Conveyor Belt Carry-back
For many products, the material may stick to the conveyor system after the transfer point. To resolve this, install primary and secondary cleaners for the belt conveyors.
When installing cleaner blades on your belt conveyor, ensure they are properly tensioned. Also make sure that they cover the material path, so that they can fully remove them from the belt conveyors.
Conveyor Belting Mistracks
A common occurrence, especially on poorly maintained systems, is belt drifting. Here the conveyor belt drifts to one side of the track. This results in uneven conveyor belting wear, and can end up damaging the whole system.
To prevent this from occurring, try installing a conveyor system belt position-er. This can prevent damage to the belt, and prevent material from falling off the belt conveyor, as well.
Conveyor System Material Slippage
This is a pertinent issue with conveyor belt systems that aren’t installed properly. It occurs when material slips off the conveyor belting at transfer and load points.
To prevent this, try installing skirt clamps, or a belt plough, into the conveyor system. This will go a long way towards reducing material wastage on your belt conveyors. It will also reduce time and resources spent on cleanup.
Belt Conveyor Slippage
Slippage happens when the head pulley of the belt conveyor isn’t gripping the belt. This occurs in a conveyor belt due to a loss of friction between them.

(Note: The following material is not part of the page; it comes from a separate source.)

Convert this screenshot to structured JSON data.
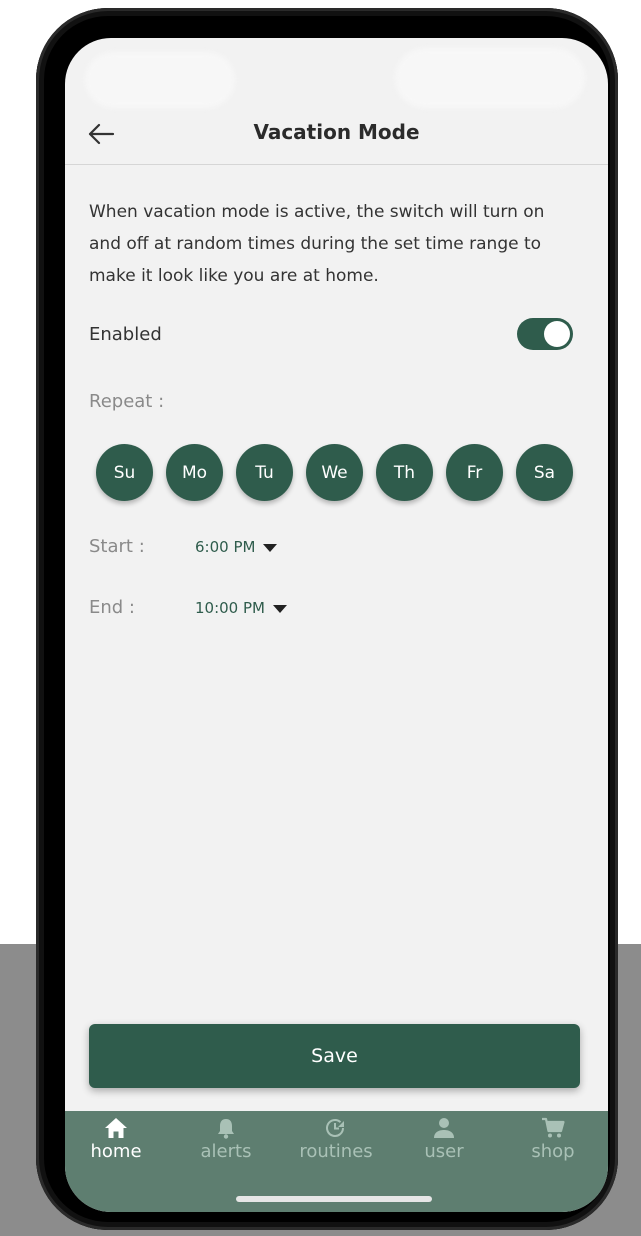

To prevent this, you can install pulley lagging.
Pulley lagging assists with increasing friction in the system, reducing slippage. Conveyor belting that has slipped can cause serious issues for the conveyor system.
Seized Rollers in Your Belt Conveyors
Steel rollers in your belt conveyors that develop sharp edges can cause belt failure. If this occurs, it will likely result in a long belt conveyor shut down time for repairs.
Nylon rollers almost completely remove the risk of premature failure from surface corrosion. Should a conveyor belt failure occur, a nylon roller won’t damage the conveyor belting.
Within certain conveyor system types, material must move through a transfer chute. Oftentimes, an overflow of material can cause blockages in these chutes. This will result in the entire belt conveyor stopping to prevent worse blockages.
To rectify this, go for alternative chute designs. Many designs are very well suited to belt conveyors. They can control the flow of material through the system, and reduce impacts on conveyors.